§ **Work required**
Read the entries below and pull out each line with the string "this".

BEGIN Supplied data

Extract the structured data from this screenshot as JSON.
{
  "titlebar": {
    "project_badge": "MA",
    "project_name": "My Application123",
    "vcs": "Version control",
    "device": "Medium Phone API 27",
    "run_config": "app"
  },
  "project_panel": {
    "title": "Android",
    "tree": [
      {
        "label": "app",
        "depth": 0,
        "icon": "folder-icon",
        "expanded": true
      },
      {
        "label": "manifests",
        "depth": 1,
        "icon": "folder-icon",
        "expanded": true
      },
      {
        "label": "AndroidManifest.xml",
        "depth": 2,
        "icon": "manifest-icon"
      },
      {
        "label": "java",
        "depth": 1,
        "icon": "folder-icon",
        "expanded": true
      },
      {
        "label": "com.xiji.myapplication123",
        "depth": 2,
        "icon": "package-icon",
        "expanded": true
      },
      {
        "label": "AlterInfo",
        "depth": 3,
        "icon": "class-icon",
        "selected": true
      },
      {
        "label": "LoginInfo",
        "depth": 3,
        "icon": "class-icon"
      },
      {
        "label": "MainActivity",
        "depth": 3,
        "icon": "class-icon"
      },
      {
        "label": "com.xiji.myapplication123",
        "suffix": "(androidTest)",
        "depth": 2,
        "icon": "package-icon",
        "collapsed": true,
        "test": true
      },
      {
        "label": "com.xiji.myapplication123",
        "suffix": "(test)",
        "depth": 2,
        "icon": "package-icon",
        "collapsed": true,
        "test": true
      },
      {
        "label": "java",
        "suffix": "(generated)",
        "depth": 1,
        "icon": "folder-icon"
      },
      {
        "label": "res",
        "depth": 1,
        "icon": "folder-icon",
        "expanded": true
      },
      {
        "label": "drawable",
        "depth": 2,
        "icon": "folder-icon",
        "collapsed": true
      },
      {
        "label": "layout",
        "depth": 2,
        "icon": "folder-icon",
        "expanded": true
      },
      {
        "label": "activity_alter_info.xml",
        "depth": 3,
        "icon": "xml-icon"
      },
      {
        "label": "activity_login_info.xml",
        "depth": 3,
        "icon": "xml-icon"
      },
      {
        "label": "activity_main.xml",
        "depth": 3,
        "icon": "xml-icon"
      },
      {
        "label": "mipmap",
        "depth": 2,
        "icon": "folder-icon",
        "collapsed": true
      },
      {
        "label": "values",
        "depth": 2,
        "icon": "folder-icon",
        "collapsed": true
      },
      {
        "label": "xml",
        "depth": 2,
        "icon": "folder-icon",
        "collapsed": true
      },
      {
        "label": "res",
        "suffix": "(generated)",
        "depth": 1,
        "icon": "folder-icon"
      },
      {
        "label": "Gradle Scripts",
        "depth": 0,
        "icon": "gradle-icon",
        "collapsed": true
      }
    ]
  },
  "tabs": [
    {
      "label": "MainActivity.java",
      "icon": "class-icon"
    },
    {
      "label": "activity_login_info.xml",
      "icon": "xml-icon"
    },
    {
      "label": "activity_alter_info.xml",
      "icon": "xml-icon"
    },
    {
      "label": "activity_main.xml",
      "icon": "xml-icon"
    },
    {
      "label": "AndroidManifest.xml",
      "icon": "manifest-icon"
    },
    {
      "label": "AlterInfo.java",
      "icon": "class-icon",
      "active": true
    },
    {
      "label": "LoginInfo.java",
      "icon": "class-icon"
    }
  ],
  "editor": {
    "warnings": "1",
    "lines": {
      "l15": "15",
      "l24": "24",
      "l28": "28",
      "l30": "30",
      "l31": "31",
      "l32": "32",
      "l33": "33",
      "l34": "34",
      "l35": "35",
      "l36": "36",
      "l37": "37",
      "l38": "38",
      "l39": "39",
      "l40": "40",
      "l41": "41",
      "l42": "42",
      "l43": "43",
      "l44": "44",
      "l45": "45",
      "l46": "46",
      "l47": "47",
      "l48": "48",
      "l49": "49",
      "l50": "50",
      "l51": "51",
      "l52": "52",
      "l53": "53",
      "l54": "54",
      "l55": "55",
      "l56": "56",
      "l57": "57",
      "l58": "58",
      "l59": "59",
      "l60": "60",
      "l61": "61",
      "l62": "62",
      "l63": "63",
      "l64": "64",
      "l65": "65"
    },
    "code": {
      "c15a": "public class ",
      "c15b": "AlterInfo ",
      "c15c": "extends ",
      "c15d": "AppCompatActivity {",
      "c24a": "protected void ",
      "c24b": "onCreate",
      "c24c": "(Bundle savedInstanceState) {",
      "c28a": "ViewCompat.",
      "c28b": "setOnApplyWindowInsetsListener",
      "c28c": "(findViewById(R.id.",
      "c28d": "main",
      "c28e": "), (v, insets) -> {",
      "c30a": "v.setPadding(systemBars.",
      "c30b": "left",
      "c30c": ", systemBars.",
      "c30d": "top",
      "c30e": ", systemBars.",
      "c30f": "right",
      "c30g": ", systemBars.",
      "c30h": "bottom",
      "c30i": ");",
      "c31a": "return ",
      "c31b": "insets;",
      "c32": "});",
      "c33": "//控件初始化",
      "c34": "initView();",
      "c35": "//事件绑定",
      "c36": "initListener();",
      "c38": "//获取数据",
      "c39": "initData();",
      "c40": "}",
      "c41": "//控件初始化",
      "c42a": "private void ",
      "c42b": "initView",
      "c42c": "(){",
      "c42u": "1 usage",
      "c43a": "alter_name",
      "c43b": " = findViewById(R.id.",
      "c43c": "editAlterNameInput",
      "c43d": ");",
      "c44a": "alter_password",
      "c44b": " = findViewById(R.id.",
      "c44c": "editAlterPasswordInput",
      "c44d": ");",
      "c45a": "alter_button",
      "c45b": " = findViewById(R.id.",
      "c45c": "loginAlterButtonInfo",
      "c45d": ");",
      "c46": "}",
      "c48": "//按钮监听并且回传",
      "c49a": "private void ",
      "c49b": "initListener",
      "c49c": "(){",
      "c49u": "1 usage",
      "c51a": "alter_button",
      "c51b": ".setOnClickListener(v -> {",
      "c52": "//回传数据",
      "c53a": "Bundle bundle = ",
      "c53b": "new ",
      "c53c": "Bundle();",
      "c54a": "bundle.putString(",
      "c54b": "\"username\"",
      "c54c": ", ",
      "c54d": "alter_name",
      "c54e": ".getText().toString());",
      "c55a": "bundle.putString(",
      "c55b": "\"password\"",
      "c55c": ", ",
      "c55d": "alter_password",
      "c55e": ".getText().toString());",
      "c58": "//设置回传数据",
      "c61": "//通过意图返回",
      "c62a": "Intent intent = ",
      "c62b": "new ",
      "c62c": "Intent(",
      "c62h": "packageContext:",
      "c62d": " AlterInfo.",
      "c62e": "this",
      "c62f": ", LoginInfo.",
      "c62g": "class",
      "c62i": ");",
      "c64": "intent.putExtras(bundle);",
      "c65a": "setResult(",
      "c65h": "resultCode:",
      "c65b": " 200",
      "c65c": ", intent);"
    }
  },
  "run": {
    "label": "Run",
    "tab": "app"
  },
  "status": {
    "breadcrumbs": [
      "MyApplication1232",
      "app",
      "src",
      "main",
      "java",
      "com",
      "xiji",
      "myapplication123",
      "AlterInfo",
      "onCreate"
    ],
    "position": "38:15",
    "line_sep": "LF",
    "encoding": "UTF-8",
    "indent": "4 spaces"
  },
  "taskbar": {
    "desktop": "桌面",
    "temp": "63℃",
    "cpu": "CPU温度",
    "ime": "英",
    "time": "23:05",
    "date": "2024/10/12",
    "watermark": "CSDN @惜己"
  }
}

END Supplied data

§ **Response below**
Extract the structured data from this screenshot as JSON.
      "c62e": "this",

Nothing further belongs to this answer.